Aim of the exercise:
Print every line of the data exactly as shown.

Given information:
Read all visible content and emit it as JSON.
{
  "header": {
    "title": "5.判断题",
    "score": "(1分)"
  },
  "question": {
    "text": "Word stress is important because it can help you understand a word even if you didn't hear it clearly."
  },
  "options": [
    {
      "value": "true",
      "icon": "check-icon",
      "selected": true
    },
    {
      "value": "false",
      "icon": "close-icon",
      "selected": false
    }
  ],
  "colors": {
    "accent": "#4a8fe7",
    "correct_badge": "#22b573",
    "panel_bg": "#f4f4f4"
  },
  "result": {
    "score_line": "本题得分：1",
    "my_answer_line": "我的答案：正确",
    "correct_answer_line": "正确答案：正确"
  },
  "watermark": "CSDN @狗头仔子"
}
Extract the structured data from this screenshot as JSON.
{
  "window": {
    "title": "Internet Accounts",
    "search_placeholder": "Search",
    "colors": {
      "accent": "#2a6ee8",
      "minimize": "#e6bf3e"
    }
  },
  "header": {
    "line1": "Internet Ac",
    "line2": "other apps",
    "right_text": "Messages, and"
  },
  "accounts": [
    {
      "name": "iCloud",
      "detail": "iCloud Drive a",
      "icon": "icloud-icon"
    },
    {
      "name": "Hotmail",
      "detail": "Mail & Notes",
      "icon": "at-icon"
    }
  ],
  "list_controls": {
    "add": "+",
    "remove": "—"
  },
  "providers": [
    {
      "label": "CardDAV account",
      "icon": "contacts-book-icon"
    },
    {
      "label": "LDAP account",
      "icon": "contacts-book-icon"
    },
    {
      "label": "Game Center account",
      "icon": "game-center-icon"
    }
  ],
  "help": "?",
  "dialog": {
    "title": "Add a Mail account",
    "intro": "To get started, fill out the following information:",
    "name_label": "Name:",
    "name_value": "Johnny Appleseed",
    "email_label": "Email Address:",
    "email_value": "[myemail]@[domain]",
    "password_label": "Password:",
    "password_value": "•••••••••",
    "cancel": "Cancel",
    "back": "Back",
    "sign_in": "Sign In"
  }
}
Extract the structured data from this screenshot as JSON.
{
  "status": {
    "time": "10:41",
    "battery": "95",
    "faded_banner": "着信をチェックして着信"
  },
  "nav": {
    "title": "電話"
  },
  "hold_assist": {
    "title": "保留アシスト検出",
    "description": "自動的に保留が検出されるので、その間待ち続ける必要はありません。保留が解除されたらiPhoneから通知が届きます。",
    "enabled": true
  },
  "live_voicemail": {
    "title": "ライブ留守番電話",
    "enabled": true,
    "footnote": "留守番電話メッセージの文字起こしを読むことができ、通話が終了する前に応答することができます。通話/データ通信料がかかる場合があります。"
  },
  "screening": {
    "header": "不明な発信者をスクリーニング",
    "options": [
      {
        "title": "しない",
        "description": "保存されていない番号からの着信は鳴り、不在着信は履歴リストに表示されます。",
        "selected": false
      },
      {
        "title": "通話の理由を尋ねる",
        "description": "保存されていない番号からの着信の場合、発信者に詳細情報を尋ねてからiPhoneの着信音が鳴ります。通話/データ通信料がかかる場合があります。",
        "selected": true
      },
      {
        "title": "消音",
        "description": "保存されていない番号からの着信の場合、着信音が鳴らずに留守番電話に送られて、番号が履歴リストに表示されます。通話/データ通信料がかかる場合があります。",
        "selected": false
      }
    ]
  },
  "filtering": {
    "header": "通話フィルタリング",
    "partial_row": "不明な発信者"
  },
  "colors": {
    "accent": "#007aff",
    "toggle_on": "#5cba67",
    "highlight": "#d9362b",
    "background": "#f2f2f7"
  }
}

Task result:
Read all visible content and emit it as JSON.
{
  "header": {
    "title": "5.判断题",
    "score": "(1分)"
  },
  "question": {
    "text": "Word stress is important because it can help you understand a word even if you didn't hear it clearly."
  },
  "options": [
    {
      "value": "true",
      "icon": "check-icon",
      "selected": true
    },
    {
      "value": "false",
      "icon": "close-icon",
      "selected": false
    }
  ],
  "colors": {
    "accent": "#4a8fe7",
    "correct_badge": "#22b573",
    "panel_bg": "#f4f4f4"
  },
  "result": {
    "score_line": "本题得分：1",
    "my_answer_line": "我的答案：正确",
    "correct_answer_line": "正确答案：正确"
  },
  "watermark": "CSDN @狗头仔子"
}
Extract the structured data from this screenshot as JSON.
{
  "window": {
    "title": "Internet Accounts",
    "search_placeholder": "Search",
    "colors": {
      "accent": "#2a6ee8",
      "minimize": "#e6bf3e"
    }
  },
  "header": {
    "line1": "Internet Ac",
    "line2": "other apps",
    "right_text": "Messages, and"
  },
  "accounts": [
    {
      "name": "iCloud",
      "detail": "iCloud Drive a",
      "icon": "icloud-icon"
    },
    {
      "name": "Hotmail",
      "detail": "Mail & Notes",
      "icon": "at-icon"
    }
  ],
  "list_controls": {
    "add": "+",
    "remove": "—"
  },
  "providers": [
    {
      "label": "CardDAV account",
      "icon": "contacts-book-icon"
    },
    {
      "label": "LDAP account",
      "icon": "contacts-book-icon"
    },
    {
      "label": "Game Center account",
      "icon": "game-center-icon"
    }
  ],
  "help": "?",
  "dialog": {
    "title": "Add a Mail account",
    "intro": "To get started, fill out the following information:",
    "name_label": "Name:",
    "name_value": "Johnny Appleseed",
    "email_label": "Email Address:",
    "email_value": "[myemail]@[domain]",
    "password_label": "Password:",
    "password_value": "•••••••••",
    "cancel": "Cancel",
    "back": "Back",
    "sign_in": "Sign In"
  }
}
Extract the structured data from this screenshot as JSON.
{
  "status": {
    "time": "10:41",
    "battery": "95",
    "faded_banner": "着信をチェックして着信"
  },
  "nav": {
    "title": "電話"
  },
  "hold_assist": {
    "title": "保留アシスト検出",
    "description": "自動的に保留が検出されるので、その間待ち続ける必要はありません。保留が解除されたらiPhoneから通知が届きます。",
    "enabled": true
  },
  "live_voicemail": {
    "title": "ライブ留守番電話",
    "enabled": true,
    "footnote": "留守番電話メッセージの文字起こしを読むことができ、通話が終了する前に応答することができます。通話/データ通信料がかかる場合があります。"
  },
  "screening": {
    "header": "不明な発信者をスクリーニング",
    "options": [
      {
        "title": "しない",
        "description": "保存されていない番号からの着信は鳴り、不在着信は履歴リストに表示されます。",
        "selected": false
      },
      {
        "title": "通話の理由を尋ねる",
        "description": "保存されていない番号からの着信の場合、発信者に詳細情報を尋ねてからiPhoneの着信音が鳴ります。通話/データ通信料がかかる場合があります。",
        "selected": true
      },
      {
        "title": "消音",
        "description": "保存されていない番号からの着信の場合、着信音が鳴らずに留守番電話に送られて、番号が履歴リストに表示されます。通話/データ通信料がかかる場合があります。",
        "selected": false
      }
    ]
  },
  "filtering": {
    "header": "通話フィルタリング",
    "partial_row": "不明な発信者"
  },
  "colors": {
    "accent": "#007aff",
    "toggle_on": "#5cba67",
    "highlight": "#d9362b",
    "background": "#f2f2f7"
  }
}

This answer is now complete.